*Data in this exercise:*
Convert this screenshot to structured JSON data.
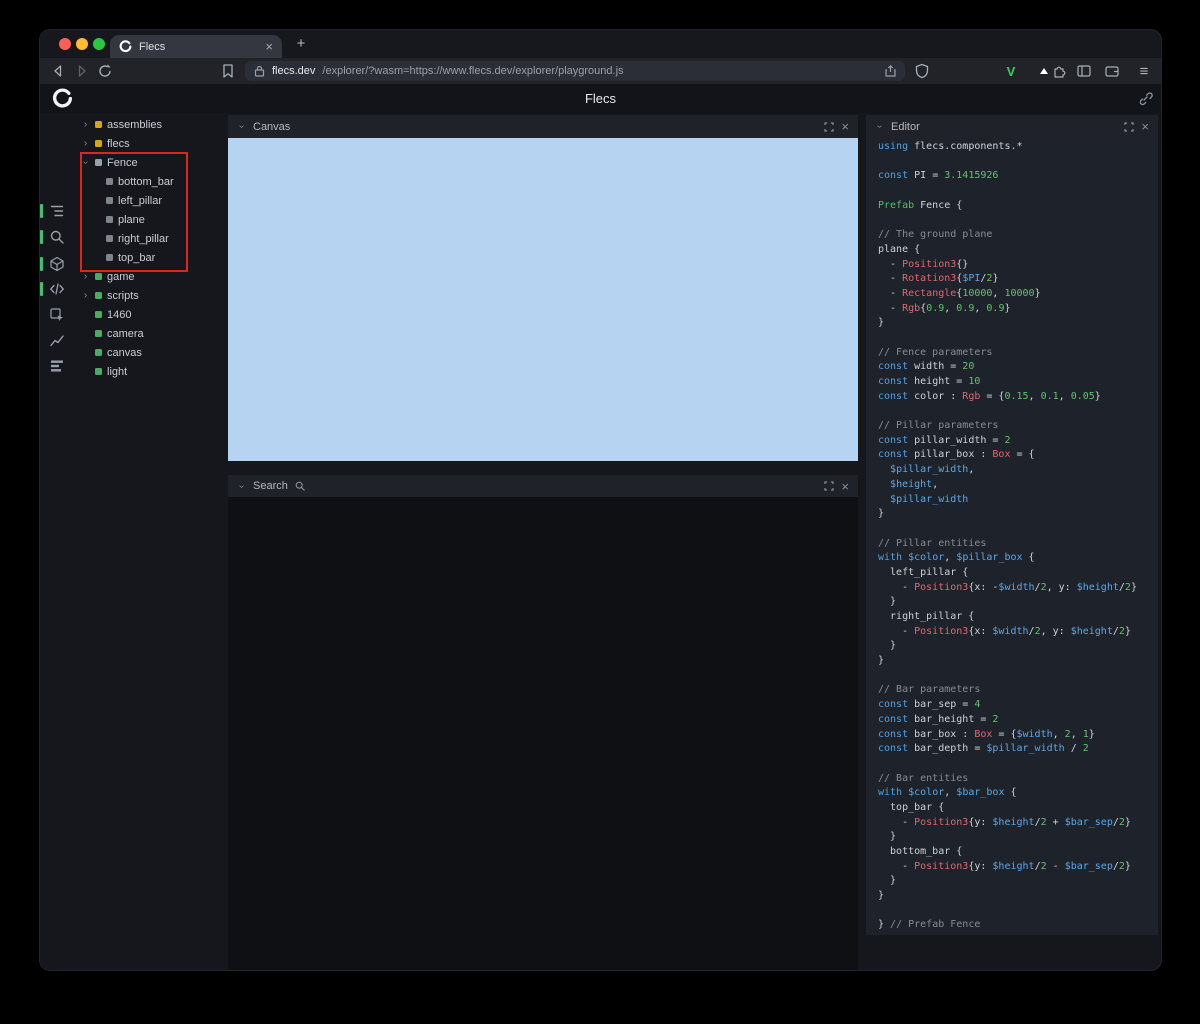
{
  "icons": {
    "chevron": "›",
    "close": "×",
    "menu": "≡"
  },
  "browser": {
    "tab": {
      "title": "Flecs"
    },
    "new_tab_button": "+",
    "address": {
      "host": "flecs.dev",
      "path": "/explorer/?wasm=https://www.flecs.dev/explorer/playground.js"
    }
  },
  "app": {
    "title": "Flecs"
  },
  "sidebar": {
    "icons": [
      {
        "name": "entity-tree",
        "active": true
      },
      {
        "name": "search",
        "active": true
      },
      {
        "name": "cube",
        "active": true
      },
      {
        "name": "code",
        "active": true
      },
      {
        "name": "inspect",
        "active": false
      },
      {
        "name": "chart",
        "active": false
      },
      {
        "name": "stats",
        "active": false
      }
    ]
  },
  "tree": {
    "items": [
      {
        "label": "assemblies",
        "chevron": ">",
        "dot": "yellow",
        "indent": 0
      },
      {
        "label": "flecs",
        "chevron": ">",
        "dot": "yellow",
        "indent": 0
      },
      {
        "label": "Fence",
        "chevron": "v",
        "dot": "gray",
        "indent": 0
      },
      {
        "label": "bottom_bar",
        "chevron": "",
        "dot": "graydim",
        "indent": 1
      },
      {
        "label": "left_pillar",
        "chevron": "",
        "dot": "graydim",
        "indent": 1
      },
      {
        "label": "plane",
        "chevron": "",
        "dot": "graydim",
        "indent": 1
      },
      {
        "label": "right_pillar",
        "chevron": "",
        "dot": "graydim",
        "indent": 1
      },
      {
        "label": "top_bar",
        "chevron": "",
        "dot": "graydim",
        "indent": 1
      },
      {
        "label": "game",
        "chevron": ">",
        "dot": "green",
        "indent": 0
      },
      {
        "label": "scripts",
        "chevron": ">",
        "dot": "green",
        "indent": 0
      },
      {
        "label": "1460",
        "chevron": "",
        "dot": "green",
        "indent": 0
      },
      {
        "label": "camera",
        "chevron": "",
        "dot": "green",
        "indent": 0
      },
      {
        "label": "canvas",
        "chevron": "",
        "dot": "green",
        "indent": 0
      },
      {
        "label": "light",
        "chevron": "",
        "dot": "green",
        "indent": 0
      }
    ]
  },
  "panels": {
    "canvas": {
      "title": "Canvas"
    },
    "search": {
      "title": "Search"
    },
    "editor": {
      "title": "Editor"
    }
  },
  "editor": {
    "code": [
      [
        [
          "kw",
          "using"
        ],
        [
          "pl",
          " flecs.components.*"
        ]
      ],
      [],
      [
        [
          "kw",
          "const"
        ],
        [
          "pl",
          " PI = "
        ],
        [
          "num",
          "3.1415926"
        ]
      ],
      [],
      [
        [
          "pf",
          "Prefab"
        ],
        [
          "pl",
          " Fence {"
        ]
      ],
      [],
      [
        [
          "cm",
          "// The ground plane"
        ]
      ],
      [
        [
          "pl",
          "plane {"
        ]
      ],
      [
        [
          "pl",
          "  - "
        ],
        [
          "ty",
          "Position3"
        ],
        [
          "pl",
          "{}"
        ]
      ],
      [
        [
          "pl",
          "  - "
        ],
        [
          "ty",
          "Rotation3"
        ],
        [
          "pl",
          "{"
        ],
        [
          "vr",
          "$PI"
        ],
        [
          "pl",
          "/"
        ],
        [
          "num",
          "2"
        ],
        [
          "pl",
          "}"
        ]
      ],
      [
        [
          "pl",
          "  - "
        ],
        [
          "ty",
          "Rectangle"
        ],
        [
          "pl",
          "{"
        ],
        [
          "num",
          "10000"
        ],
        [
          "pl",
          ", "
        ],
        [
          "num",
          "10000"
        ],
        [
          "pl",
          "}"
        ]
      ],
      [
        [
          "pl",
          "  - "
        ],
        [
          "ty",
          "Rgb"
        ],
        [
          "pl",
          "{"
        ],
        [
          "num",
          "0.9"
        ],
        [
          "pl",
          ", "
        ],
        [
          "num",
          "0.9"
        ],
        [
          "pl",
          ", "
        ],
        [
          "num",
          "0.9"
        ],
        [
          "pl",
          "}"
        ]
      ],
      [
        [
          "pl",
          "}"
        ]
      ],
      [],
      [
        [
          "cm",
          "// Fence parameters"
        ]
      ],
      [
        [
          "kw",
          "const"
        ],
        [
          "pl",
          " width = "
        ],
        [
          "num",
          "20"
        ]
      ],
      [
        [
          "kw",
          "const"
        ],
        [
          "pl",
          " height = "
        ],
        [
          "num",
          "10"
        ]
      ],
      [
        [
          "kw",
          "const"
        ],
        [
          "pl",
          " color : "
        ],
        [
          "ty",
          "Rgb"
        ],
        [
          "pl",
          " = {"
        ],
        [
          "num",
          "0.15"
        ],
        [
          "pl",
          ", "
        ],
        [
          "num",
          "0.1"
        ],
        [
          "pl",
          ", "
        ],
        [
          "num",
          "0.05"
        ],
        [
          "pl",
          "}"
        ]
      ],
      [],
      [
        [
          "cm",
          "// Pillar parameters"
        ]
      ],
      [
        [
          "kw",
          "const"
        ],
        [
          "pl",
          " pillar_width = "
        ],
        [
          "num",
          "2"
        ]
      ],
      [
        [
          "kw",
          "const"
        ],
        [
          "pl",
          " pillar_box : "
        ],
        [
          "ty",
          "Box"
        ],
        [
          "pl",
          " = {"
        ]
      ],
      [
        [
          "pl",
          "  "
        ],
        [
          "vr",
          "$pillar_width"
        ],
        [
          "pl",
          ","
        ]
      ],
      [
        [
          "pl",
          "  "
        ],
        [
          "vr",
          "$height"
        ],
        [
          "pl",
          ","
        ]
      ],
      [
        [
          "pl",
          "  "
        ],
        [
          "vr",
          "$pillar_width"
        ]
      ],
      [
        [
          "pl",
          "}"
        ]
      ],
      [],
      [
        [
          "cm",
          "// Pillar entities"
        ]
      ],
      [
        [
          "kw",
          "with"
        ],
        [
          "pl",
          " "
        ],
        [
          "vr",
          "$color"
        ],
        [
          "pl",
          ", "
        ],
        [
          "vr",
          "$pillar_box"
        ],
        [
          "pl",
          " {"
        ]
      ],
      [
        [
          "pl",
          "  left_pillar {"
        ]
      ],
      [
        [
          "pl",
          "    - "
        ],
        [
          "ty",
          "Position3"
        ],
        [
          "pl",
          "{x: -"
        ],
        [
          "vr",
          "$width"
        ],
        [
          "pl",
          "/"
        ],
        [
          "num",
          "2"
        ],
        [
          "pl",
          ", y: "
        ],
        [
          "vr",
          "$height"
        ],
        [
          "pl",
          "/"
        ],
        [
          "num",
          "2"
        ],
        [
          "pl",
          "}"
        ]
      ],
      [
        [
          "pl",
          "  }"
        ]
      ],
      [
        [
          "pl",
          "  right_pillar {"
        ]
      ],
      [
        [
          "pl",
          "    - "
        ],
        [
          "ty",
          "Position3"
        ],
        [
          "pl",
          "{x: "
        ],
        [
          "vr",
          "$width"
        ],
        [
          "pl",
          "/"
        ],
        [
          "num",
          "2"
        ],
        [
          "pl",
          ", y: "
        ],
        [
          "vr",
          "$height"
        ],
        [
          "pl",
          "/"
        ],
        [
          "num",
          "2"
        ],
        [
          "pl",
          "}"
        ]
      ],
      [
        [
          "pl",
          "  }"
        ]
      ],
      [
        [
          "pl",
          "}"
        ]
      ],
      [],
      [
        [
          "cm",
          "// Bar parameters"
        ]
      ],
      [
        [
          "kw",
          "const"
        ],
        [
          "pl",
          " bar_sep = "
        ],
        [
          "num",
          "4"
        ]
      ],
      [
        [
          "kw",
          "const"
        ],
        [
          "pl",
          " bar_height = "
        ],
        [
          "num",
          "2"
        ]
      ],
      [
        [
          "kw",
          "const"
        ],
        [
          "pl",
          " bar_box : "
        ],
        [
          "ty",
          "Box"
        ],
        [
          "pl",
          " = {"
        ],
        [
          "vr",
          "$width"
        ],
        [
          "pl",
          ", "
        ],
        [
          "num",
          "2"
        ],
        [
          "pl",
          ", "
        ],
        [
          "num",
          "1"
        ],
        [
          "pl",
          "}"
        ]
      ],
      [
        [
          "kw",
          "const"
        ],
        [
          "pl",
          " bar_depth = "
        ],
        [
          "vr",
          "$pillar_width"
        ],
        [
          "pl",
          " / "
        ],
        [
          "num",
          "2"
        ]
      ],
      [],
      [
        [
          "cm",
          "// Bar entities"
        ]
      ],
      [
        [
          "kw",
          "with"
        ],
        [
          "pl",
          " "
        ],
        [
          "vr",
          "$color"
        ],
        [
          "pl",
          ", "
        ],
        [
          "vr",
          "$bar_box"
        ],
        [
          "pl",
          " {"
        ]
      ],
      [
        [
          "pl",
          "  top_bar {"
        ]
      ],
      [
        [
          "pl",
          "    - "
        ],
        [
          "ty",
          "Position3"
        ],
        [
          "pl",
          "{y: "
        ],
        [
          "vr",
          "$height"
        ],
        [
          "pl",
          "/"
        ],
        [
          "num",
          "2"
        ],
        [
          "pl",
          " + "
        ],
        [
          "vr",
          "$bar_sep"
        ],
        [
          "pl",
          "/"
        ],
        [
          "num",
          "2"
        ],
        [
          "pl",
          "}"
        ]
      ],
      [
        [
          "pl",
          "  }"
        ]
      ],
      [
        [
          "pl",
          "  bottom_bar {"
        ]
      ],
      [
        [
          "pl",
          "    - "
        ],
        [
          "ty",
          "Position3"
        ],
        [
          "pl",
          "{y: "
        ],
        [
          "vr",
          "$height"
        ],
        [
          "pl",
          "/"
        ],
        [
          "num",
          "2"
        ],
        [
          "pl",
          " - "
        ],
        [
          "vr",
          "$bar_sep"
        ],
        [
          "pl",
          "/"
        ],
        [
          "num",
          "2"
        ],
        [
          "pl",
          "}"
        ]
      ],
      [
        [
          "pl",
          "  }"
        ]
      ],
      [
        [
          "pl",
          "}"
        ]
      ],
      [],
      [
        [
          "pl",
          "} "
        ],
        [
          "cm",
          "// Prefab Fence"
        ]
      ]
    ]
  },
  "colors": {
    "canvas_blue": "#b6d4f1",
    "accent_green": "#3fbf78",
    "module_yellow": "#d7a41c",
    "entity_green": "#48ad60",
    "keyword_blue": "#51a0e0",
    "type_red": "#e2686d",
    "number_green": "#63c46a",
    "comment_gray": "#878d95",
    "annotation_red": "#e0251b"
  }
}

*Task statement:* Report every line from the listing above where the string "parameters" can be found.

*Exercise output:*
          "// Fence parameters"
          "// Pillar parameters"
          "// Bar parameters"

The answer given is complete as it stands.